By Dr. Patti Ralabate
NEA Senior Policy Analyst on Special and Gifted Education
Those of us who've been engaged in the education profession long enough have seen many "hot" topics come and go like fashion fads, without seeing much fundamental change. But once in a while an initiative surfaces that is transformative in nature -- Response to Intervention (RTI) is surely one.
How can I make such a broad statement? Every day I talk with educators across the country who share how difficult it is to meet the needs of growing diversity in their classrooms while budgets are shrinking, resources are diminishing, and demand for higher achievement is increasing. All of the students who are struggling are not likely to qualify for special education services -- which is sometimes the only way to provide extra academic or behavioral support in many districts. Effectively implemented, RTI offers support to students who need it by focusing assistance on them without labeling or putting them through a complicated process. Educators who have been fortunate to work in districts and states that are using a well-designed RTI approach are excited about how it helps them address the needs of students who are having difficulty.

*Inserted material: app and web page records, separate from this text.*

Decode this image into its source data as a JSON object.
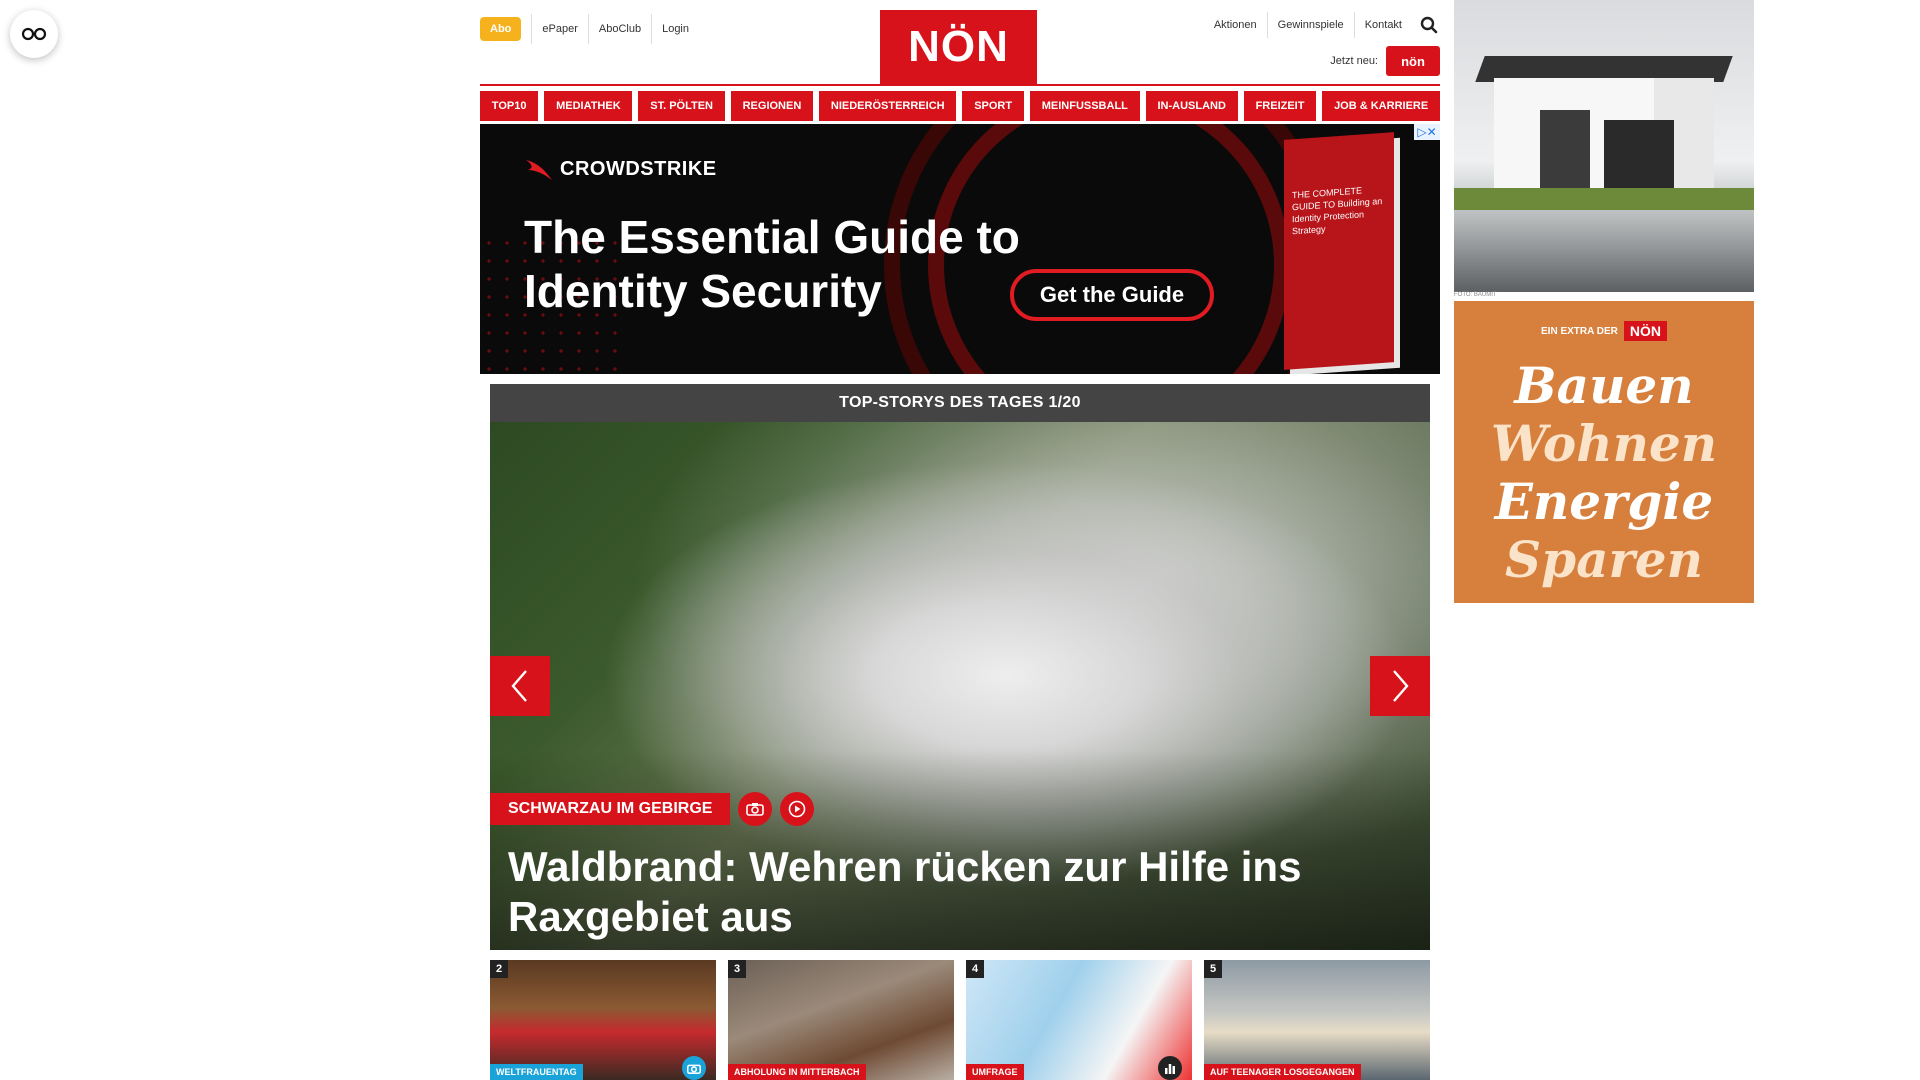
{
  "reader_button": {
    "icon": "glasses-icon"
  },
  "header": {
    "abo_label": "Abo",
    "utility_links": [
      "ePaper",
      "AboClub",
      "Login"
    ],
    "logo_text": "NÖN",
    "right_links": [
      "Aktionen",
      "Gewinnspiele",
      "Kontakt"
    ],
    "jetzt_label": "Jetzt neu:",
    "jetzt_badge": "nön"
  },
  "nav": {
    "items": [
      "TOP10",
      "MEDIATHEK",
      "ST. PÖLTEN",
      "REGIONEN",
      "NIEDERÖSTERREICH",
      "SPORT",
      "MEINFUSSBALL",
      "IN-AUSLAND",
      "FREIZEIT",
      "JOB & KARRIERE"
    ]
  },
  "ad_banner": {
    "brand": "CROWDSTRIKE",
    "headline": "The Essential Guide to Identity Security",
    "cta": "Get the Guide",
    "book_text": "THE COMPLETE GUIDE TO Building an Identity Protection Strategy",
    "choices_label": "▷✕"
  },
  "carousel": {
    "header": "TOP-STORYS DES TAGES 1/20",
    "hero_tag": "SCHWARZAU IM GEBIRGE",
    "hero_title": "Waldbrand: Wehren rücken zur Hilfe ins Raxgebiet aus"
  },
  "teasers": [
    {
      "num": "2",
      "label": "WELTFRAUENTAG",
      "label_color": "blue",
      "icon": "camera-icon"
    },
    {
      "num": "3",
      "label": "ABHOLUNG IN MITTERBACH",
      "label_color": "red",
      "icon": ""
    },
    {
      "num": "4",
      "label": "UMFRAGE",
      "label_color": "red",
      "icon": "bar-chart-icon"
    },
    {
      "num": "5",
      "label": "AUF TEENAGER LOSGEGANGEN",
      "label_color": "red",
      "icon": ""
    }
  ],
  "sidebar": {
    "ad1_caption": "FOTO: BAUMIT",
    "ad2_top": "EIN EXTRA DER",
    "ad2_logo": "NÖN",
    "ad2_words": [
      "Bauen",
      "Wohnen",
      "Energie",
      "Sparen"
    ]
  }
}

They are delighted to see the system working for those students who need it most.
The National Education Association (NEA) views RTI as a general education initiative, even though it derives its impetus from the federal special education law, the Individuals with Disabilities Education Act (IDEA). Yes, you can use RTI data to identify students who need to be considered for special education services. RTI data added to other diagnostic information helps define a student’s strengths and needs and clarify whether a learning disability may be affecting his or her progress. However, if RTI was only identified as a framework that helped students with disabilities, its impact would be extremely limited.
When implemented well, RTI can enhance how you teach all students. By viewing RTI as a whole-school or whole-district approach that involves multiple tiers of increasing supports and interventions, teachers continuously assess how students are doing and provide assistance as soon as it's needed. RTI can be viewed as education's "triage approach." Students don't fall further behind or fall through the cracks. They get immediate access to small-group instruction targeted to whatever gap appears without being isolated from ongoing classroom instruction. And, once those students are "caught up" and no longer in need of extra support, that extra support is available to other students who might need it. No labels. No long process.
That's a powerful change in how we address student needs. But that's not what makes RTI transformational in my mind. To implement RTI well, schools and districts need to evaluate how they are teaching the general education curriculum to all students. Exemplary school leadership can use this opportunity to completely assess the goals, curriculum, and instructional practices used in all classrooms for all students. In order to do this, a team of classroom teachers and specialists should systematically, grade by grade, analyze whether the curriculum and instructional methodologies are research-based and effective. Do all students have access to an engaging learning environment? Do the curriculum materials provide multiple ways to present information? Do they respond to the cultural diversity of our students? Are there built-in adaptations that allow teachers and students flexibility within defined student performance goals and expectations? Do classroom teachers know how to assess student performance and regularly monitor progress? Are there universal screening tools available to help identify quickly which students may be falling behind?
If schools or districts skip this step and just jump to what interventions can be provided to students who are struggling, they miss a critical opportunity. By enriching the general education curriculum and instruction using a team approach, educators within a school or district enhance their own practice at every level. The focus changes from defining student deficiencies to determining how to make the whole system as effective as possible. In other words, instead of asking "What's wrong with this student?" we ask "How can we support the learning of all students, no matter what barriers may exist for them?" This is why I feel RTI is transformative when implemented effectively.
What do you think? Do you see the potential for fundamental change that RTI can provide? Have you experienced it? What makes it happen?